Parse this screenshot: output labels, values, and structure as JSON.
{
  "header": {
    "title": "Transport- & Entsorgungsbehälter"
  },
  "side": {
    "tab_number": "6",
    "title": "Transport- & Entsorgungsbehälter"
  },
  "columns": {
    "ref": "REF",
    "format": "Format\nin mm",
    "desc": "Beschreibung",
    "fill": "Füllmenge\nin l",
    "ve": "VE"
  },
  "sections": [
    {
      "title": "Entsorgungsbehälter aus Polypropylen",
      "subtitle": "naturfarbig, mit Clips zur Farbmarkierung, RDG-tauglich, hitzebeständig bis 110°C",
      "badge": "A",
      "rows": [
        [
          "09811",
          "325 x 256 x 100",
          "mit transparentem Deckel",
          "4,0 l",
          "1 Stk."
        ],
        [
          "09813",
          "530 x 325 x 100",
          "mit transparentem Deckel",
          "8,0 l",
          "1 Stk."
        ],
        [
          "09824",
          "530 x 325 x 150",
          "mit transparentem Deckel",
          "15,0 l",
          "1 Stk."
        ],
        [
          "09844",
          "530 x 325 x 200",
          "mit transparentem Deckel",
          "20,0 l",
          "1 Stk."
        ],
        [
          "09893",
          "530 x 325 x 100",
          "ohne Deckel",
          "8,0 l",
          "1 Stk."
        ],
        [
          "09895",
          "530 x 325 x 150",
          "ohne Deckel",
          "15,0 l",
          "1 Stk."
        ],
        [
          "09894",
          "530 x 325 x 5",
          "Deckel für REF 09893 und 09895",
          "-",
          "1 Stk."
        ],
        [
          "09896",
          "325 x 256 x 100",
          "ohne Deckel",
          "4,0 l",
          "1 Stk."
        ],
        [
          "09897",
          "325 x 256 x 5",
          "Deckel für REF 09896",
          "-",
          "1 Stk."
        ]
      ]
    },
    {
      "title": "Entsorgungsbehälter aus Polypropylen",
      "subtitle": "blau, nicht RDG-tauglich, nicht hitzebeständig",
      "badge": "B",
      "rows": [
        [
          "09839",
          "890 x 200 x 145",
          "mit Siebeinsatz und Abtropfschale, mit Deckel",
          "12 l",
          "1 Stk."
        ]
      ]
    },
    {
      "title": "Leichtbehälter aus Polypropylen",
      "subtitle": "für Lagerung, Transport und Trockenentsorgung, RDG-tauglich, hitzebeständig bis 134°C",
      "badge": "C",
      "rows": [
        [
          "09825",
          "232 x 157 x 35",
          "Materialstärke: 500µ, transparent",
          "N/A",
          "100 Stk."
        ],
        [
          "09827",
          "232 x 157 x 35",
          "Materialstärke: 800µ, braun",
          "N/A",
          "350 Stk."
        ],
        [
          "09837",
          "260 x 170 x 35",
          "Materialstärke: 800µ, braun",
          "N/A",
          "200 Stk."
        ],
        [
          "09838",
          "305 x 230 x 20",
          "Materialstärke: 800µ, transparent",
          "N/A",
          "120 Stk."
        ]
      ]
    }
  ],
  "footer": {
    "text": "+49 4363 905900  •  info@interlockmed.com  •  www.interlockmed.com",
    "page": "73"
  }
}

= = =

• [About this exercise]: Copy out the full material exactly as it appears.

• [Answer space]:
Parse this screenshot: output labels, values, and structure as JSON.
{
  "header": {
    "title": "Transport- & Entsorgungsbehälter"
  },
  "side": {
    "tab_number": "6",
    "title": "Transport- & Entsorgungsbehälter"
  },
  "columns": {
    "ref": "REF",
    "format": "Format\nin mm",
    "desc": "Beschreibung",
    "fill": "Füllmenge\nin l",
    "ve": "VE"
  },
  "sections": [
    {
      "title": "Entsorgungsbehälter aus Polypropylen",
      "subtitle": "naturfarbig, mit Clips zur Farbmarkierung, RDG-tauglich, hitzebeständig bis 110°C",
      "badge": "A",
      "rows": [
        [
          "09811",
          "325 x 256 x 100",
          "mit transparentem Deckel",
          "4,0 l",
          "1 Stk."
        ],
        [
          "09813",
          "530 x 325 x 100",
          "mit transparentem Deckel",
          "8,0 l",
          "1 Stk."
        ],
        [
          "09824",
          "530 x 325 x 150",
          "mit transparentem Deckel",
          "15,0 l",
          "1 Stk."
        ],
        [
          "09844",
          "530 x 325 x 200",
          "mit transparentem Deckel",
          "20,0 l",
          "1 Stk."
        ],
        [
          "09893",
          "530 x 325 x 100",
          "ohne Deckel",
          "8,0 l",
          "1 Stk."
        ],
        [
          "09895",
          "530 x 325 x 150",
          "ohne Deckel",
          "15,0 l",
          "1 Stk."
        ],
        [
          "09894",
          "530 x 325 x 5",
          "Deckel für REF 09893 und 09895",
          "-",
          "1 Stk."
        ],
        [
          "09896",
          "325 x 256 x 100",
          "ohne Deckel",
          "4,0 l",
          "1 Stk."
        ],
        [
          "09897",
          "325 x 256 x 5",
          "Deckel für REF 09896",
          "-",
          "1 Stk."
        ]
      ]
    },
    {
      "title": "Entsorgungsbehälter aus Polypropylen",
      "subtitle": "blau, nicht RDG-tauglich, nicht hitzebeständig",
      "badge": "B",
      "rows": [
        [
          "09839",
          "890 x 200 x 145",
          "mit Siebeinsatz und Abtropfschale, mit Deckel",
          "12 l",
          "1 Stk."
        ]
      ]
    },
    {
      "title": "Leichtbehälter aus Polypropylen",
      "subtitle": "für Lagerung, Transport und Trockenentsorgung, RDG-tauglich, hitzebeständig bis 134°C",
      "badge": "C",
      "rows": [
        [
          "09825",
          "232 x 157 x 35",
          "Materialstärke: 500µ, transparent",
          "N/A",
          "100 Stk."
        ],
        [
          "09827",
          "232 x 157 x 35",
          "Materialstärke: 800µ, braun",
          "N/A",
          "350 Stk."
        ],
        [
          "09837",
          "260 x 170 x 35",
          "Materialstärke: 800µ, braun",
          "N/A",
          "200 Stk."
        ],
        [
          "09838",
          "305 x 230 x 20",
          "Materialstärke: 800µ, transparent",
          "N/A",
          "120 Stk."
        ]
      ]
    }
  ],
  "footer": {
    "text": "+49 4363 905900  •  info@interlockmed.com  •  www.interlockmed.com",
    "page": "73"
  }
}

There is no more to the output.